_Dataset extract_
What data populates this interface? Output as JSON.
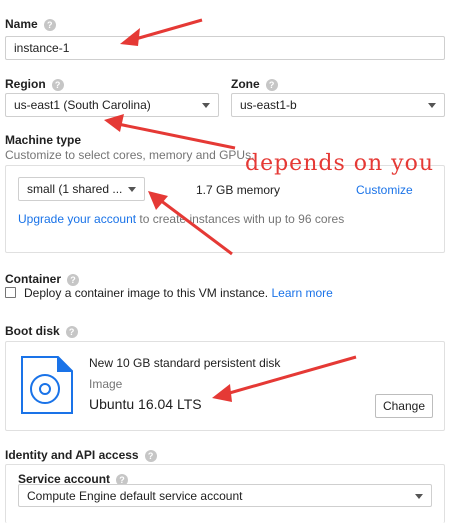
{
  "name": {
    "label": "Name",
    "value": "instance-1"
  },
  "region": {
    "label": "Region",
    "value": "us-east1 (South Carolina)"
  },
  "zone": {
    "label": "Zone",
    "value": "us-east1-b"
  },
  "machine": {
    "label": "Machine type",
    "subtitle": "Customize to select cores, memory and GPUs.",
    "selected": "small (1 shared ...",
    "memory": "1.7 GB memory",
    "customize": "Customize",
    "upgrade_link": "Upgrade your account",
    "upgrade_rest": " to create instances with up to 96 cores"
  },
  "container": {
    "label": "Container",
    "checkbox_text": "Deploy a container image to this VM instance.",
    "learn_more": "Learn more"
  },
  "boot": {
    "label": "Boot disk",
    "disk_desc": "New 10 GB standard persistent disk",
    "image_label": "Image",
    "image_value": "Ubuntu 16.04 LTS",
    "change": "Change"
  },
  "identity": {
    "label": "Identity and API access",
    "service_label": "Service account",
    "service_value": "Compute Engine default service account"
  },
  "annotation": "depends on you",
  "colors": {
    "annotation_red": "#e53935",
    "link_blue": "#1a73e8"
  },
  "icons": {
    "help": "help-circle-icon",
    "disk": "disk-icon",
    "caret": "dropdown-caret-icon"
  }
}
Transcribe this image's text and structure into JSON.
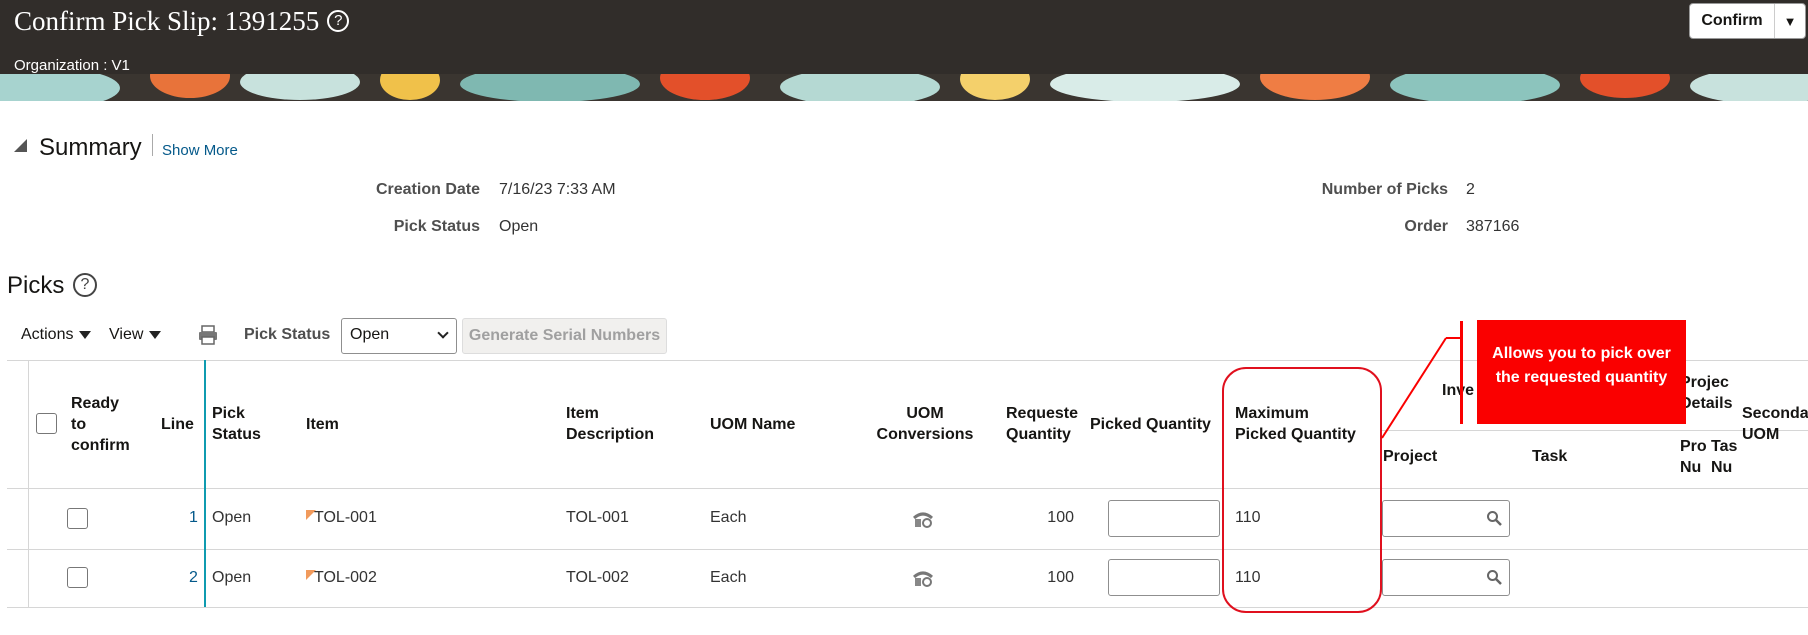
{
  "header": {
    "title": "Confirm Pick Slip: 1391255",
    "help_glyph": "?",
    "organization": "Organization : V1",
    "confirm_label": "Confirm"
  },
  "summary": {
    "title": "Summary",
    "show_more": "Show More",
    "fields": {
      "creation_date_label": "Creation Date",
      "creation_date_value": "7/16/23 7:33 AM",
      "pick_status_label": "Pick Status",
      "pick_status_value": "Open",
      "number_of_picks_label": "Number of Picks",
      "number_of_picks_value": "2",
      "order_label": "Order",
      "order_value": "387166"
    }
  },
  "picks": {
    "title": "Picks",
    "help_glyph": "?",
    "toolbar": {
      "actions_label": "Actions",
      "view_label": "View",
      "pick_status_label": "Pick Status",
      "pick_status_selected": "Open",
      "generate_serial_label": "Generate Serial Numbers"
    },
    "columns": {
      "ready_to_confirm": [
        "Ready",
        "to",
        "confirm"
      ],
      "line": "Line",
      "pick_status": [
        "Pick",
        "Status"
      ],
      "item": "Item",
      "item_description": [
        "Item",
        "Description"
      ],
      "uom_name": "UOM Name",
      "uom_conversions": [
        "UOM",
        "Conversions"
      ],
      "requested_quantity": [
        "Requeste",
        "Quantity"
      ],
      "picked_quantity": "Picked Quantity",
      "maximum_picked_quantity": [
        "Maximum",
        "Picked Quantity"
      ],
      "inventory_group": "Inve",
      "project": "Project",
      "task": "Task",
      "project_details_group": [
        "Projec",
        "Details"
      ],
      "project_number": [
        "Pro",
        "Nu"
      ],
      "task_number": [
        "Tas",
        "Nu"
      ],
      "secondary_uom": [
        "Seconda",
        "UOM"
      ]
    },
    "rows": [
      {
        "line": "1",
        "pick_status": "Open",
        "item": "TOL-001",
        "item_description": "TOL-001",
        "uom_name": "Each",
        "requested_quantity": "100",
        "picked_quantity": "",
        "maximum_picked_quantity": "110"
      },
      {
        "line": "2",
        "pick_status": "Open",
        "item": "TOL-002",
        "item_description": "TOL-002",
        "uom_name": "Each",
        "requested_quantity": "100",
        "picked_quantity": "",
        "maximum_picked_quantity": "110"
      }
    ]
  },
  "annotation": {
    "callout_text": [
      "Allows you to pick over",
      "the requested quantity"
    ],
    "callout_color": "#fa0000"
  },
  "colors": {
    "header_bg": "#312d2a",
    "link": "#04598a",
    "accent_line": "#0f9bb0"
  }
}
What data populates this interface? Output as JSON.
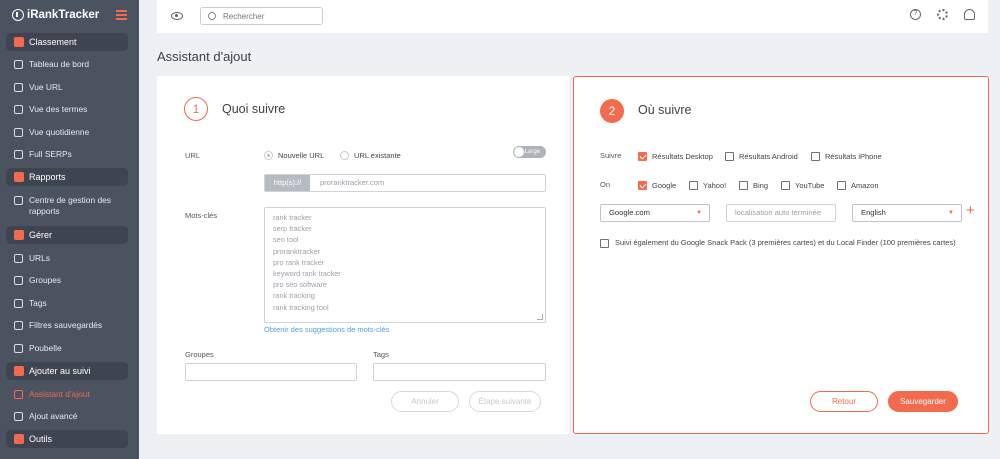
{
  "app": {
    "logo": "RankTracker",
    "logo_prefix": "i"
  },
  "sidebar": {
    "sections": [
      {
        "label": "Classement",
        "items": [
          "Tableau de bord",
          "Vue URL",
          "Vue des termes",
          "Vue quotidienne",
          "Full SERPs"
        ]
      },
      {
        "label": "Rapports",
        "items": [
          "Centre de gestion des rapports"
        ]
      },
      {
        "label": "Gérer",
        "items": [
          "URLs",
          "Groupes",
          "Tags",
          "Filtres sauvegardés",
          "Poubelle"
        ]
      },
      {
        "label": "Ajouter au suivi",
        "items": [
          "Assistant d'ajout",
          "Ajout avancé"
        ]
      },
      {
        "label": "Outils",
        "items": []
      }
    ],
    "active_item": "Assistant d'ajout"
  },
  "topbar": {
    "search_placeholder": "Rechercher"
  },
  "page": {
    "title": "Assistant d'ajout"
  },
  "step1": {
    "number": "1",
    "title": "Quoi suivre",
    "url_label": "URL",
    "radio_new": "Nouvelle URL",
    "radio_existing": "URL existante",
    "selected_radio": "Nouvelle URL",
    "toggle_label": "Large",
    "protocol": "http(s)://",
    "url_placeholder": "proranktracker.com",
    "keywords_label": "Mots-clés",
    "keywords": [
      "rank tracker",
      "serp tracker",
      "seo tool",
      "proranktracker",
      "pro rank tracker",
      "keyword rank tracker",
      "pro seo software",
      "rank tracking",
      "rank tracking tool"
    ],
    "suggestions_link": "Obtenir des suggestions de mots-clés",
    "groups_label": "Groupes",
    "tags_label": "Tags",
    "cancel_button": "Annuler",
    "next_button": "Étape suivante"
  },
  "step2": {
    "number": "2",
    "title": "Où suivre",
    "track_label": "Suivre",
    "track_options": [
      {
        "label": "Résultats Desktop",
        "checked": true
      },
      {
        "label": "Résultats Android",
        "checked": false
      },
      {
        "label": "Résultats iPhone",
        "checked": false
      }
    ],
    "on_label": "On",
    "engines": [
      {
        "label": "Google",
        "checked": true
      },
      {
        "label": "Yahoo!",
        "checked": false
      },
      {
        "label": "Bing",
        "checked": false
      },
      {
        "label": "YouTube",
        "checked": false
      },
      {
        "label": "Amazon",
        "checked": false
      }
    ],
    "search_engine_select": "Google.com",
    "location_placeholder": "localisation auto terminée",
    "language_select": "English",
    "snack_pack_label": "Suivi également du Google Snack Pack (3 premières cartes) et du Local Finder (100 premières cartes)",
    "snack_pack_checked": false,
    "back_button": "Retour",
    "save_button": "Sauvegarder"
  },
  "colors": {
    "accent": "#f26b4f",
    "sidebar": "#4b5260",
    "link": "#4ba3d6"
  },
  "icons": [
    "eye-icon",
    "search-icon",
    "help-icon",
    "gear-icon",
    "user-icon",
    "plus-icon",
    "menu-icon"
  ]
}
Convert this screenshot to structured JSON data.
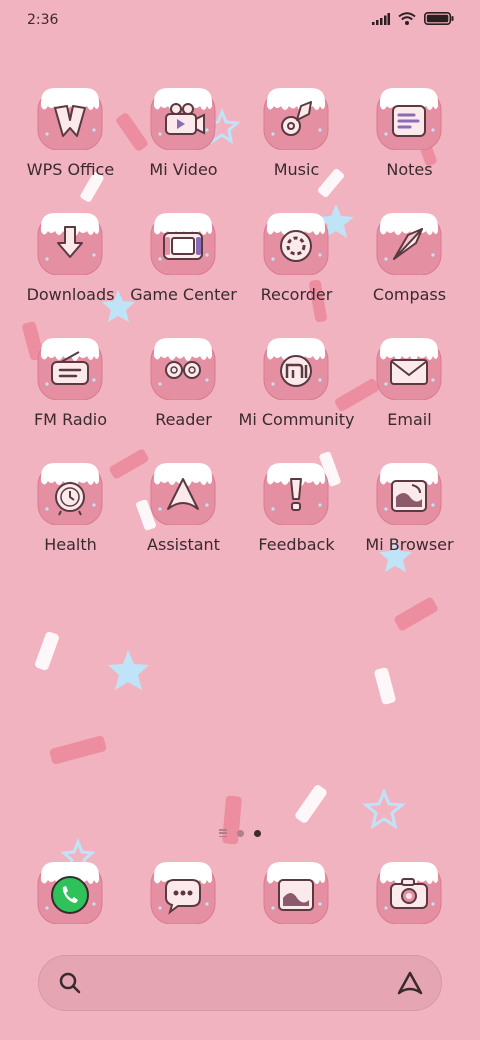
{
  "status_bar": {
    "time": "2:36"
  },
  "apps": [
    {
      "label": "WPS Office",
      "icon": "wps-office-icon"
    },
    {
      "label": "Mi Video",
      "icon": "mi-video-icon"
    },
    {
      "label": "Music",
      "icon": "music-icon"
    },
    {
      "label": "Notes",
      "icon": "notes-icon"
    },
    {
      "label": "Downloads",
      "icon": "downloads-icon"
    },
    {
      "label": "Game Center",
      "icon": "game-center-icon"
    },
    {
      "label": "Recorder",
      "icon": "recorder-icon"
    },
    {
      "label": "Compass",
      "icon": "compass-icon"
    },
    {
      "label": "FM Radio",
      "icon": "fm-radio-icon"
    },
    {
      "label": "Reader",
      "icon": "reader-icon"
    },
    {
      "label": "Mi Community",
      "icon": "mi-community-icon"
    },
    {
      "label": "Email",
      "icon": "email-icon"
    },
    {
      "label": "Health",
      "icon": "health-icon"
    },
    {
      "label": "Assistant",
      "icon": "assistant-icon"
    },
    {
      "label": "Feedback",
      "icon": "feedback-icon"
    },
    {
      "label": "Mi Browser",
      "icon": "mi-browser-icon"
    }
  ],
  "dock": [
    {
      "icon": "phone-icon"
    },
    {
      "icon": "messages-icon"
    },
    {
      "icon": "gallery-icon"
    },
    {
      "icon": "camera-icon"
    }
  ],
  "page_indicator": {
    "pages": 2,
    "current": 2
  },
  "colors": {
    "background": "#f2b3c0",
    "icon_tile": "#e58fa3",
    "frosting": "#ffffff",
    "label_text": "#3a2a2e"
  }
}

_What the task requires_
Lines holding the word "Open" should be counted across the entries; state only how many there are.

_Solution_
4